As can be seen from the Iceberg model (stage 1), such patterns of thought and behaviour are completely hidden from view. There are rules but they are largely unwritten. They may become available to outsiders through guidebooks, but their complexity and profundity are not easily explicable. Although they have their own internal logic, this may not be easily accessible to outsiders.
For an international student living among people from an entirely different culture, it is important to expect a degree of ambiguity and misunderstanding. As long as the student can tolerate some ambiguity and not overreact to confusing situations, then they will have fewer difficulties in settling into their new way of life.
On the other side, the teachers of international students should be aware of cultural differences which may have an effect on successful communication. They should try to minimise misunderstandings and whenever possible be tolerant when they occur.

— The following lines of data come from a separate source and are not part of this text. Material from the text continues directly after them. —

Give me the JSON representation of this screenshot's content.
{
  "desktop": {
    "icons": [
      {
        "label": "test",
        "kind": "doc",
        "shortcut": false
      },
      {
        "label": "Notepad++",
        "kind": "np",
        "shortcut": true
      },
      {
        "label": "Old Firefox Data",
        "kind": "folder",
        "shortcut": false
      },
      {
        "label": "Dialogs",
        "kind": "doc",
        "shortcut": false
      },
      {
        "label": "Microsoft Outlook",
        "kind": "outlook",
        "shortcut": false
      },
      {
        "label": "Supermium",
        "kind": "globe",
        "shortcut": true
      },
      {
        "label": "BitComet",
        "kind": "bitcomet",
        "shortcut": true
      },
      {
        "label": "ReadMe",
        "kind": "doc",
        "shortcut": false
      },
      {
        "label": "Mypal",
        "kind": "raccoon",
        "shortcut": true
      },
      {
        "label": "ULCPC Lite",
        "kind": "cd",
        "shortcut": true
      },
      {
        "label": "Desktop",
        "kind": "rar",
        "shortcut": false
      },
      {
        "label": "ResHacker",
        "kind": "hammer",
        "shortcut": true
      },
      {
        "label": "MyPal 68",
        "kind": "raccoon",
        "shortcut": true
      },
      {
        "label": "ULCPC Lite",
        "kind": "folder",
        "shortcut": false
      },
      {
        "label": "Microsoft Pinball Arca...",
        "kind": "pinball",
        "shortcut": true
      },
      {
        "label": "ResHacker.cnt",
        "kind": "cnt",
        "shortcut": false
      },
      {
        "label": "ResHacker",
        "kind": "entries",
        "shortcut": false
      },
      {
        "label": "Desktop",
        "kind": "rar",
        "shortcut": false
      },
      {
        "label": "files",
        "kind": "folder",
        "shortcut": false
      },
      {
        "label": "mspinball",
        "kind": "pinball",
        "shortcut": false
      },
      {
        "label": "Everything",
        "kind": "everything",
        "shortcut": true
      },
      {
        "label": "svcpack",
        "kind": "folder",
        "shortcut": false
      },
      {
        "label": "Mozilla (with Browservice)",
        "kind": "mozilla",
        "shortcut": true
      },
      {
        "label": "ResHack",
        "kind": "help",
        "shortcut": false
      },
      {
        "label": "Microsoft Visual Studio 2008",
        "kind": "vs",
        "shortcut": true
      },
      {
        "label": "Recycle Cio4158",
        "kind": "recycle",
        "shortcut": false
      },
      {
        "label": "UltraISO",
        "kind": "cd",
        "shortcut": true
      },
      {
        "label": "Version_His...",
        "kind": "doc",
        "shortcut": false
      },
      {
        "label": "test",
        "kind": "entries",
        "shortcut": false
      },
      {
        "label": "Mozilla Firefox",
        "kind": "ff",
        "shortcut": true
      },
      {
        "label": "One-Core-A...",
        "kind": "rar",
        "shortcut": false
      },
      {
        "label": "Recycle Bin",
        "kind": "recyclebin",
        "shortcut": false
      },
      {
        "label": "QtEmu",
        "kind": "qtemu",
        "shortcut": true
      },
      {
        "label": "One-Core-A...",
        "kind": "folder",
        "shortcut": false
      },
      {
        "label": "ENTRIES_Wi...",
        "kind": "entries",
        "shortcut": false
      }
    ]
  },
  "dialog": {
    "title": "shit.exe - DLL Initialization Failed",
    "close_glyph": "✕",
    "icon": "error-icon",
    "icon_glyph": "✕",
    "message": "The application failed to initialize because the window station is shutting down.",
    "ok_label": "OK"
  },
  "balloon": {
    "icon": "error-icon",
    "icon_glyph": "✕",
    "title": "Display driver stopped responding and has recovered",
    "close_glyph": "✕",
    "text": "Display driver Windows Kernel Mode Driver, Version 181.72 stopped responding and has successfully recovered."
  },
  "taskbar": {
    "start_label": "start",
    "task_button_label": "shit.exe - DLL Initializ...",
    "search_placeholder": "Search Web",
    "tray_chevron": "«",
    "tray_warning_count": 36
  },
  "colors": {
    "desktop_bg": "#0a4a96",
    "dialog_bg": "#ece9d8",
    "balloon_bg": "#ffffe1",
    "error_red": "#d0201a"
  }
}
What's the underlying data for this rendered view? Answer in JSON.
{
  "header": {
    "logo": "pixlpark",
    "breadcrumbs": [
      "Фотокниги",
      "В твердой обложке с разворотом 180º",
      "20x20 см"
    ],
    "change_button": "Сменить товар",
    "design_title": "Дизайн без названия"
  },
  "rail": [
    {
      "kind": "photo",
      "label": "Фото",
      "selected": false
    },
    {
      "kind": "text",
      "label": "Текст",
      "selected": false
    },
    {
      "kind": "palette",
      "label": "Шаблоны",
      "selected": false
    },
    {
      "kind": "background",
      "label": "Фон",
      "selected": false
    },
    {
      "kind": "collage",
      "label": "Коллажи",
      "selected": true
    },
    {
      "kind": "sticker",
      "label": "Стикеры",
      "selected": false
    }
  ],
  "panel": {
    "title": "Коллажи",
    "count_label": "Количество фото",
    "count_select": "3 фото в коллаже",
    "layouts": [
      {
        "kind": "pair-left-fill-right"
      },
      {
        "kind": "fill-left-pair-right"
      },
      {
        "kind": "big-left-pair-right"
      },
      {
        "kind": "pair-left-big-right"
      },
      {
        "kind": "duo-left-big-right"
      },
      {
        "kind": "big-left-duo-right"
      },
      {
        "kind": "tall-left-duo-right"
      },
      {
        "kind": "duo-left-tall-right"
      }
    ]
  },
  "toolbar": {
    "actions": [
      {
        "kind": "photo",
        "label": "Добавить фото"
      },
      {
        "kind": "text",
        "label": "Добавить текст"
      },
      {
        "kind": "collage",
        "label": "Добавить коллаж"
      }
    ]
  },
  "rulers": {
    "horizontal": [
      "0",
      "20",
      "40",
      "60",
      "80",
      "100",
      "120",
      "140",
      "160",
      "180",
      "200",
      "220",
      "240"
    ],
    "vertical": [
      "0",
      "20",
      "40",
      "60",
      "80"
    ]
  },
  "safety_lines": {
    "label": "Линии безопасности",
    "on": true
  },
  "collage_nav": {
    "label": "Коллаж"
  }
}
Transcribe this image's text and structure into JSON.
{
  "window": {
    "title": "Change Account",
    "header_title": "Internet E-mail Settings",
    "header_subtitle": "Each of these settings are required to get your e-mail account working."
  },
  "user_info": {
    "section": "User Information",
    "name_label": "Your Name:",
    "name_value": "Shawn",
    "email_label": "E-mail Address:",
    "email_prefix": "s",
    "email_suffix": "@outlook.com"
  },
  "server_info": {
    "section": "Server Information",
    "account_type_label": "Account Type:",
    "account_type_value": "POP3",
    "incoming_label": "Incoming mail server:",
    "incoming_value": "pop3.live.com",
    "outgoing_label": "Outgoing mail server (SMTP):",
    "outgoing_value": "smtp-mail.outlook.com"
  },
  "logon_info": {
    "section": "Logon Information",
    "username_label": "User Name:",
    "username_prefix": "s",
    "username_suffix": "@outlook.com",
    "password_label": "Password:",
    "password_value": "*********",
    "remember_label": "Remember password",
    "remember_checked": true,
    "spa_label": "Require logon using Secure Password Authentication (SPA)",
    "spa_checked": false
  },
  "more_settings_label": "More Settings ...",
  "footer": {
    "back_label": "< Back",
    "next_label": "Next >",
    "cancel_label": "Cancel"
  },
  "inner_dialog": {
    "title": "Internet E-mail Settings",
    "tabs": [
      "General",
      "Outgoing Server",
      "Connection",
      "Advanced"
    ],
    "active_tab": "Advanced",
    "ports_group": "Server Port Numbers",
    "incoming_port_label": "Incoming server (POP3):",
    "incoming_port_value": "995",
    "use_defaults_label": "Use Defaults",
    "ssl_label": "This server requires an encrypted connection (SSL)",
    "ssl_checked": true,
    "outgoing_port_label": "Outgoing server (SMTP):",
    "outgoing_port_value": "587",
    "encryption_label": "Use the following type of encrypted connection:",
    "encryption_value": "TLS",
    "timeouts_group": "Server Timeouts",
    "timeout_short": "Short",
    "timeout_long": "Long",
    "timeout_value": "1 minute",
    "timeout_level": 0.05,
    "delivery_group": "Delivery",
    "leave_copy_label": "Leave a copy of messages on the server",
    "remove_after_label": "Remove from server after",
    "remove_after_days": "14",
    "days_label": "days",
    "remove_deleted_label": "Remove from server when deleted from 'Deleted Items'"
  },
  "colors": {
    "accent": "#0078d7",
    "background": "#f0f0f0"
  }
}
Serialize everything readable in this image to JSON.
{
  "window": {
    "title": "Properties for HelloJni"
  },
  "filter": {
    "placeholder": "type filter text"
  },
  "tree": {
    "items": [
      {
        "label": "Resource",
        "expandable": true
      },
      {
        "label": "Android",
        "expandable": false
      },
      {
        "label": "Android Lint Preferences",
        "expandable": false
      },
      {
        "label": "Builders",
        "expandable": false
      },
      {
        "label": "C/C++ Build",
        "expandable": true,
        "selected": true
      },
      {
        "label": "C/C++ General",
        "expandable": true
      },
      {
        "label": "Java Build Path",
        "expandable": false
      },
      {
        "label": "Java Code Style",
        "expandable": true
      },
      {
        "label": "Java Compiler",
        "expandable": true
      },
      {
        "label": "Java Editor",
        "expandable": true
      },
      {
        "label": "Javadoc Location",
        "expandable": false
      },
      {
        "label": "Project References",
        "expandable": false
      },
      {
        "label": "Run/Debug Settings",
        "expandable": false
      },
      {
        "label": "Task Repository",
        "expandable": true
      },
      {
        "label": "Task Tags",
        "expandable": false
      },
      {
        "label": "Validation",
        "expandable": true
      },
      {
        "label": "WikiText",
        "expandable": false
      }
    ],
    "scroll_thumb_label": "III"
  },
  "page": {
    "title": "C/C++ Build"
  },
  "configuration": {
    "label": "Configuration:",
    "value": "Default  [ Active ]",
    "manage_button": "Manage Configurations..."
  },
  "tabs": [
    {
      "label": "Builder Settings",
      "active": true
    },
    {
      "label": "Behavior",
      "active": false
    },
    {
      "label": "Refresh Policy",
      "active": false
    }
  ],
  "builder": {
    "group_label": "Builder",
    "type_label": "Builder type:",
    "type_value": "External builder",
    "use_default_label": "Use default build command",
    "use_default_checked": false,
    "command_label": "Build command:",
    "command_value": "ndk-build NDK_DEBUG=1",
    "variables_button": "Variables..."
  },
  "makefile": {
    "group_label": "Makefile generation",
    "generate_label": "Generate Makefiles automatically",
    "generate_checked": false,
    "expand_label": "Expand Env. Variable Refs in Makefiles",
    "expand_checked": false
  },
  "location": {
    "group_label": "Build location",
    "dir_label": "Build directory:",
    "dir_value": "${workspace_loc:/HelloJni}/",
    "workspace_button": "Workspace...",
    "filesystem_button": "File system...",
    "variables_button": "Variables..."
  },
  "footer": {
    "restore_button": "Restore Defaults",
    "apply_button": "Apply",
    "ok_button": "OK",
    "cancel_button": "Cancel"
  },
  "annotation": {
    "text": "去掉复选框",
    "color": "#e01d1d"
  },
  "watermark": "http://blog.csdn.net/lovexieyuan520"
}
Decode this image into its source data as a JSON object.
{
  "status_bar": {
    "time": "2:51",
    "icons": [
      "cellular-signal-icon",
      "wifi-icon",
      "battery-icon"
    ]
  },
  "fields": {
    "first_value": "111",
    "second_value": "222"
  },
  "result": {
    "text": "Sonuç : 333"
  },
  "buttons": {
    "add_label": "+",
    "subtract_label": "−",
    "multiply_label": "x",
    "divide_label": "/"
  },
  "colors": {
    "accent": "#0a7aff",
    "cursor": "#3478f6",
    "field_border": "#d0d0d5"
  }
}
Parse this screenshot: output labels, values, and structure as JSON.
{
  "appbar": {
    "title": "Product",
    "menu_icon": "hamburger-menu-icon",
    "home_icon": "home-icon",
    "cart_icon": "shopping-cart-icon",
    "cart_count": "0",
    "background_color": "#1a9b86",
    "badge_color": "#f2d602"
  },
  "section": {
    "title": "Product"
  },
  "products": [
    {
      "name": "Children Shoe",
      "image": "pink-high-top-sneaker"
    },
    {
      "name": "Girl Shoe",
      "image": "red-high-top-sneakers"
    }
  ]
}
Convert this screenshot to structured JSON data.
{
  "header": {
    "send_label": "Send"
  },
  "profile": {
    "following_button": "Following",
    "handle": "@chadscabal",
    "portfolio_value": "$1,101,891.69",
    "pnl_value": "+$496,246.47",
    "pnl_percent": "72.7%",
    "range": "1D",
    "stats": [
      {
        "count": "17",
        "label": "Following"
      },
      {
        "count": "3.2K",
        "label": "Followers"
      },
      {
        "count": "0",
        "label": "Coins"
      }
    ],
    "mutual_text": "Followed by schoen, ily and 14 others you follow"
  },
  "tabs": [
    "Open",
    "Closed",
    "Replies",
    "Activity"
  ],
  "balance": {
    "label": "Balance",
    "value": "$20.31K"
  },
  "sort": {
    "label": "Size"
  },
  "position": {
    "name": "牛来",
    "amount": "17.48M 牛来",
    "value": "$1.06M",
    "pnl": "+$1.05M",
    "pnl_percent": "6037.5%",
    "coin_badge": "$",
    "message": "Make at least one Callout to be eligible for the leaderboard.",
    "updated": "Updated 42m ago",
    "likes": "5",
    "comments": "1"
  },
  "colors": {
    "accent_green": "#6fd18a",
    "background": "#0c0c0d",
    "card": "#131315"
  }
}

The teacher should expect the international student to develop new communication skills over time: they cannot be expected to acquire them suddenly. In most cases, these skills cannot be acquired theoretically but have to be developed through practice. The key factors are being open minded and tolerant, being aware that cultural differences exist and being able to reflect on outcomes, which may be positive or negative. This trial and error learning may be quite painful and the international student may feel under considerable pressure at times. In these circumstances, it is important for both international students and their teachers not to take matters personally and try to understand the reason for the breakdown in communication. If the student always interprets negative events as a personal rejection, then they may never feel comfortable in their new environment.
International students will often find themselves forced to take on new roles. This will be quite difficult because they have been gradually socialised into their roles in their home country.
A moderate level of anxiety may be positive and have a stimulating effect. The excitement of adapting to the new environment may be highly motivating and one of the reasons for coming to study in the UK. However, excessive anxiety over a period of time may result in both mental and physical ill-health. Overemphasis on negative experiences may mean that positive experiences are not recognised and valued when they occur.
Some factors which may have an effect on students’ abilities to communicate in the new environment are personality, willingness to be open-minded and tolerant, previous experiences, positive experiences in first days and weeks, support and understanding from teachers and other students, and the degree of cultural difference.